* _THE RECORDS_:
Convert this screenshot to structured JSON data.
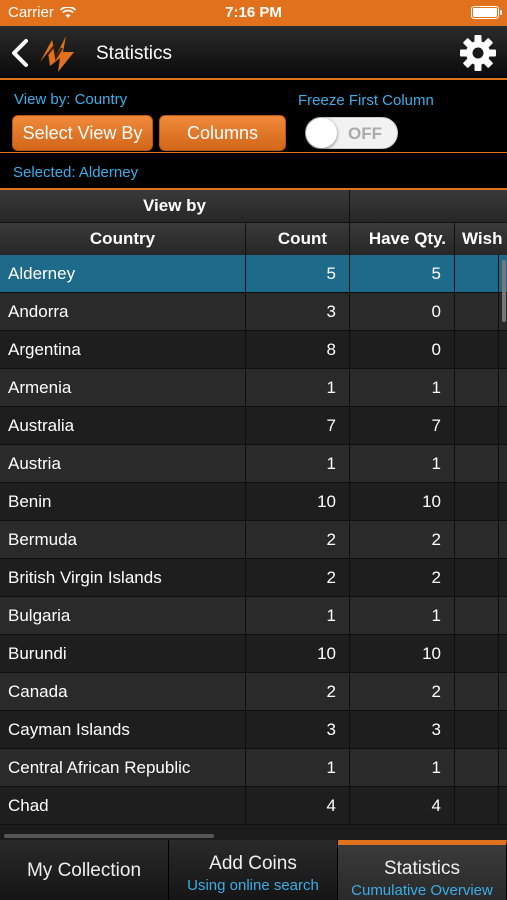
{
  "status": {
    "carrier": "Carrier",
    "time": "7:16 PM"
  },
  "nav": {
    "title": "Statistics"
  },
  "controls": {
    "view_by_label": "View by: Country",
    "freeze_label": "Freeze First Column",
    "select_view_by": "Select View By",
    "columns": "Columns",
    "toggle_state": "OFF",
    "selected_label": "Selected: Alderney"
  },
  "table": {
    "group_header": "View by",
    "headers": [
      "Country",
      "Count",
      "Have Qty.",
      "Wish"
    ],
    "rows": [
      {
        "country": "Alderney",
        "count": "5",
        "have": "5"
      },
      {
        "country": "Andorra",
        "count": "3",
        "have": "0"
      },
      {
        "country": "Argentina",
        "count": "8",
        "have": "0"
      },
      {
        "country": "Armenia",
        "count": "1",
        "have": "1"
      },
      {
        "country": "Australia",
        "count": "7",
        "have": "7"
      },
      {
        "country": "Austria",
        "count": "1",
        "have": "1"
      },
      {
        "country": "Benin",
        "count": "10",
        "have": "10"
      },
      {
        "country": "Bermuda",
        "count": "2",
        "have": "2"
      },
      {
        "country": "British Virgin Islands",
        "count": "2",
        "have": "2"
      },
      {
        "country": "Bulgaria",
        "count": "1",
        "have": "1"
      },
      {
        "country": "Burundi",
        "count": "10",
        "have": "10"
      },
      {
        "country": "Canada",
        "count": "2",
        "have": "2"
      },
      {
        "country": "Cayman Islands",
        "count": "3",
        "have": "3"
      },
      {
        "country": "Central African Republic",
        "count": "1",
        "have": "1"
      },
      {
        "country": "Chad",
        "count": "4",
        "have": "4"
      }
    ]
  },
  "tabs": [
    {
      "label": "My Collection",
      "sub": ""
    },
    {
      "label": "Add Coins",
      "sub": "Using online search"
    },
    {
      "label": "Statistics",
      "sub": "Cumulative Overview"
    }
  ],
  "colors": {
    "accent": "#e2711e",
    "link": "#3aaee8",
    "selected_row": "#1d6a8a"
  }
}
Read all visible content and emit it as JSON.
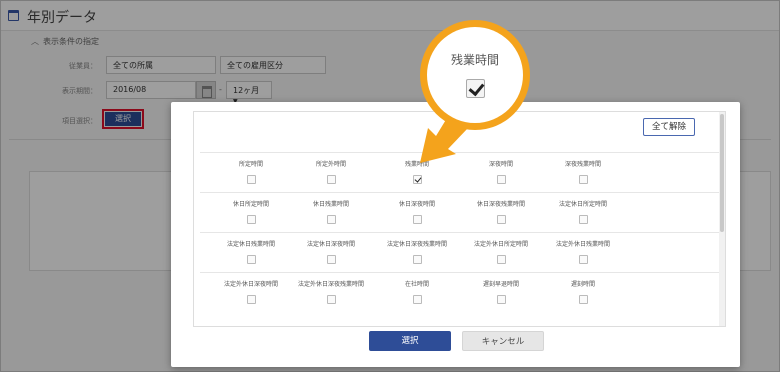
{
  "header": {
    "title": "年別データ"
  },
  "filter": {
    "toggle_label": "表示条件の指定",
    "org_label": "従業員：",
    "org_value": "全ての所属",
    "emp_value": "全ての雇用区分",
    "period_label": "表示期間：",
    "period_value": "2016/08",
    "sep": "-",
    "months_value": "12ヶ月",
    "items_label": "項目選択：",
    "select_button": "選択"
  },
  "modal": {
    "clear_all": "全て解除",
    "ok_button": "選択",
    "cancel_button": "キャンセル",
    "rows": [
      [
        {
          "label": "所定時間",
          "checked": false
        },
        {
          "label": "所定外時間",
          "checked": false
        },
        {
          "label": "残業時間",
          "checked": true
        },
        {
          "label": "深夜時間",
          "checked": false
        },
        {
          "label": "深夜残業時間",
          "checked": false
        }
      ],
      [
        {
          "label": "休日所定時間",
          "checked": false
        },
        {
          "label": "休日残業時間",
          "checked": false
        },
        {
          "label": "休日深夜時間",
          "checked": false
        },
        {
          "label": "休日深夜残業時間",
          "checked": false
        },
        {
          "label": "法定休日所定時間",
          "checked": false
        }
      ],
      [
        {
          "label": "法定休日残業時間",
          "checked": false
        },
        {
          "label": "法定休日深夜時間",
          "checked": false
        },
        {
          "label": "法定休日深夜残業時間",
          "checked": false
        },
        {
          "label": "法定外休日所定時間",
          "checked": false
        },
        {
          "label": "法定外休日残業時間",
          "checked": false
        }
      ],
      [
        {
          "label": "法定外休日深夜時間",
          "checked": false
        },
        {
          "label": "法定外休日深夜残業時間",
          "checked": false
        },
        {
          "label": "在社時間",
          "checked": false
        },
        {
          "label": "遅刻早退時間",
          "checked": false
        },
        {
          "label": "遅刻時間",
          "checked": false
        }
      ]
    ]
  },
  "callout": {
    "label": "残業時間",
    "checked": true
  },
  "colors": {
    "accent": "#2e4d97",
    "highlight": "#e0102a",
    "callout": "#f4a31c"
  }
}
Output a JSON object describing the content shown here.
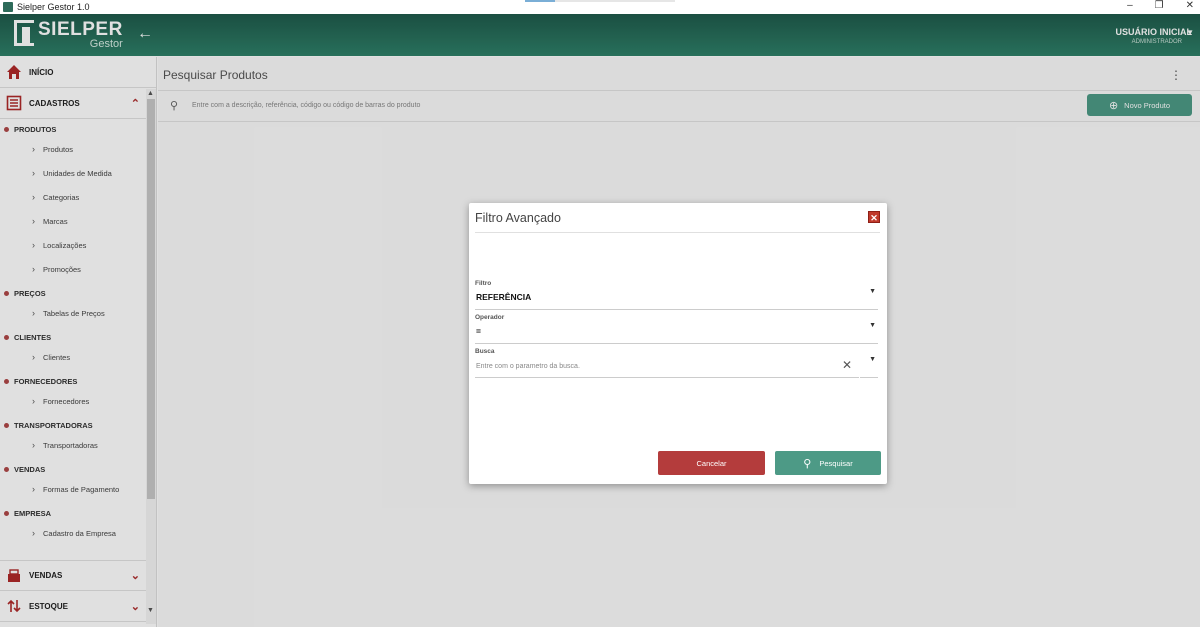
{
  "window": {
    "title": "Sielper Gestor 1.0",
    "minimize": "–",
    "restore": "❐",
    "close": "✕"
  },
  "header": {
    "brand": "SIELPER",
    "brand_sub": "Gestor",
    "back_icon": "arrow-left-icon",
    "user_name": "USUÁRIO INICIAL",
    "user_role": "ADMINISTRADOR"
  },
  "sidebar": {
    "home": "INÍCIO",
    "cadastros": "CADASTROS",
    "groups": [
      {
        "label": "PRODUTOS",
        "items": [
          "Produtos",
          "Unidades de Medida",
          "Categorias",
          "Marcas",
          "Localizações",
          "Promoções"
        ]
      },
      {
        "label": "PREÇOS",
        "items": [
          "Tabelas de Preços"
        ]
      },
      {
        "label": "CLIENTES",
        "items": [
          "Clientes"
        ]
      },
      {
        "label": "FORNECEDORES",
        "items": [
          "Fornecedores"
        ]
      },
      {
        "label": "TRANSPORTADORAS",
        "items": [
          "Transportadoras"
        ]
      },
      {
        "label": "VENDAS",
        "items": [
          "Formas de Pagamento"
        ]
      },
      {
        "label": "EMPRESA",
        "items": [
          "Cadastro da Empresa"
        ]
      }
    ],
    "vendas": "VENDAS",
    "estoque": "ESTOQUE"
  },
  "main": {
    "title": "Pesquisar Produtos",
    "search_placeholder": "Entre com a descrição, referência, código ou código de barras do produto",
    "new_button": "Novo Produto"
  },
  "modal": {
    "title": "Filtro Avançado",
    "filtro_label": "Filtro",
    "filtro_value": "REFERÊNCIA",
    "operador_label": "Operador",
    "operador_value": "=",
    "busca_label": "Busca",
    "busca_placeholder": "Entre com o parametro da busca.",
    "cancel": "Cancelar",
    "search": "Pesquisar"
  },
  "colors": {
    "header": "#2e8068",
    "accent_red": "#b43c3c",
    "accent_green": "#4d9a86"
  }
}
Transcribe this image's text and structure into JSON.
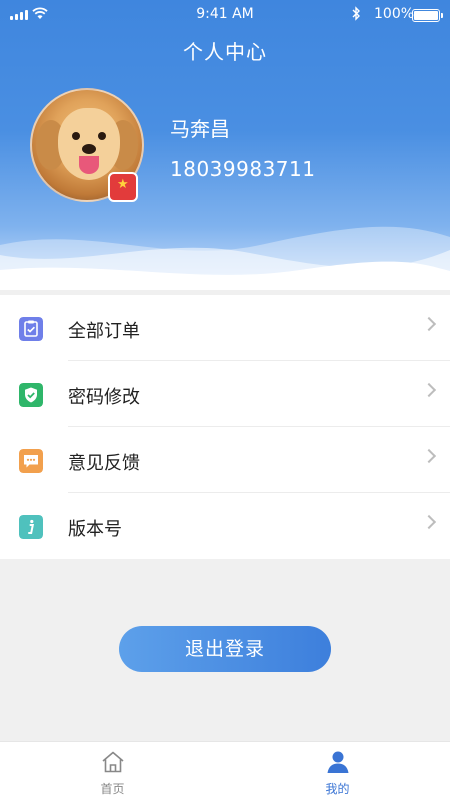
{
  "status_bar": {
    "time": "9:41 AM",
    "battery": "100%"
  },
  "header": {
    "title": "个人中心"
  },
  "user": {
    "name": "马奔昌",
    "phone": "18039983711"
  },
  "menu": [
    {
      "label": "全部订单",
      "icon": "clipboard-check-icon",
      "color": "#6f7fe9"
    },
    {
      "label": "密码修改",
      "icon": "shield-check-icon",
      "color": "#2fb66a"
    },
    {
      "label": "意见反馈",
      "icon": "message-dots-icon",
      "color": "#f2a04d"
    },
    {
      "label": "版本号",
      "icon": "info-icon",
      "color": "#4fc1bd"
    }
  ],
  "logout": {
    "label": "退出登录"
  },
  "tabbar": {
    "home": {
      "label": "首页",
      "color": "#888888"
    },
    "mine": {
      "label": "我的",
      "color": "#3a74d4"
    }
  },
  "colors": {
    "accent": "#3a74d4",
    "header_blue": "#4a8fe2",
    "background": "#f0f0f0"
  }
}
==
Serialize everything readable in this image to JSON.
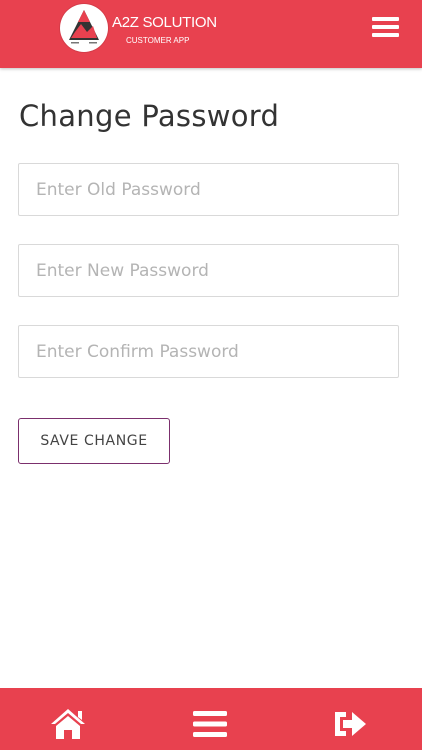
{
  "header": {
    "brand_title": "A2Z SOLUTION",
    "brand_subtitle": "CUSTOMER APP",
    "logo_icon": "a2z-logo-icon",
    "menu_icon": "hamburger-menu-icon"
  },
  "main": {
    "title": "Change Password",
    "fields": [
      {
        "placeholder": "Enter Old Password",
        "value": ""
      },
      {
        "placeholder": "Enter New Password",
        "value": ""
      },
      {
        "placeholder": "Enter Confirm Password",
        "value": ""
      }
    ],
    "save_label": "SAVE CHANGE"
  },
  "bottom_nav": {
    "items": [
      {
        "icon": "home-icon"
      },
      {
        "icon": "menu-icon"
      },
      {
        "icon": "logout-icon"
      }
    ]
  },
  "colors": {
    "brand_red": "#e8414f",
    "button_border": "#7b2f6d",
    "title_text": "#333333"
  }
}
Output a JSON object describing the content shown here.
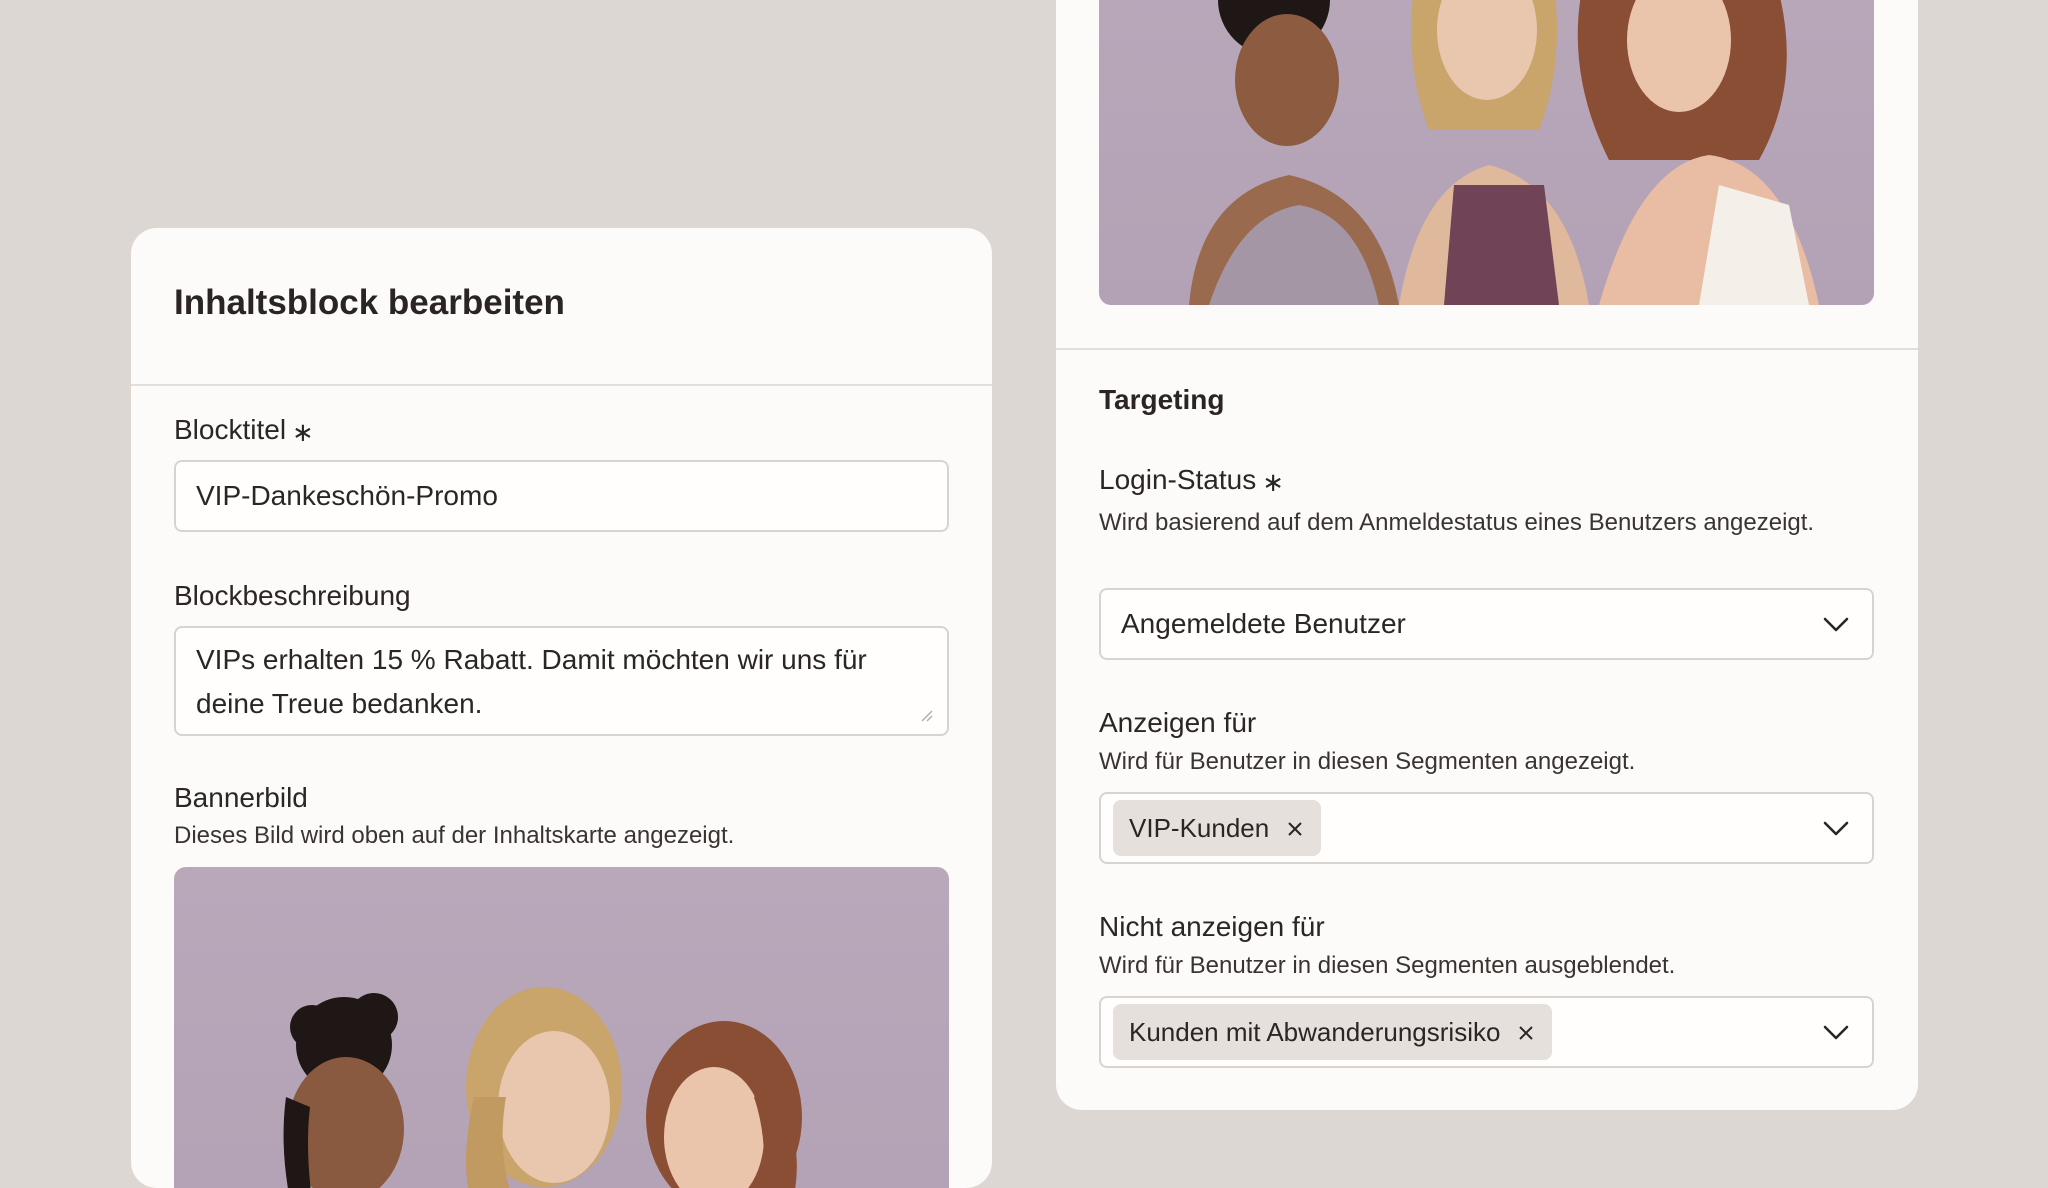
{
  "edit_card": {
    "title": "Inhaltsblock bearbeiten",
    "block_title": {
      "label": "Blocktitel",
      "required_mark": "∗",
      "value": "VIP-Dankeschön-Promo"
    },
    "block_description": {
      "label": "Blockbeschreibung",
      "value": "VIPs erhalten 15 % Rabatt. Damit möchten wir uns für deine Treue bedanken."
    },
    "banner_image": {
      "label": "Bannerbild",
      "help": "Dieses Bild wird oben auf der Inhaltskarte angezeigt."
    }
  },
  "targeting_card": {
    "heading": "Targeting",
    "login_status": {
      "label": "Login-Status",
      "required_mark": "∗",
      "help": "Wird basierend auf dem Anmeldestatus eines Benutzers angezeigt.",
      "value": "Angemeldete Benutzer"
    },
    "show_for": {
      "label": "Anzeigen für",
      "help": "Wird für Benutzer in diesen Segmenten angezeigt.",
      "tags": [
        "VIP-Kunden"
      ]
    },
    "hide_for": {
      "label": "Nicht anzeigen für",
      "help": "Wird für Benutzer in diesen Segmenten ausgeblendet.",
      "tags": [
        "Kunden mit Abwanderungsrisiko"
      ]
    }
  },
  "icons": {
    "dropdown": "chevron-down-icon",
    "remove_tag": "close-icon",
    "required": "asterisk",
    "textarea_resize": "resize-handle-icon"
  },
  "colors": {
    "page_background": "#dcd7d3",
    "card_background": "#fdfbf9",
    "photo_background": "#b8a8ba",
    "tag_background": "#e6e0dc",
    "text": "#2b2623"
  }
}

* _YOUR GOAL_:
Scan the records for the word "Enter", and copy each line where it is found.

* _SOLUTION TO THE EXERCISE_:
        "placeholder": "Enter Old Password",
        "placeholder": "Enter New Password",
        "placeholder": "Enter Confirm Password",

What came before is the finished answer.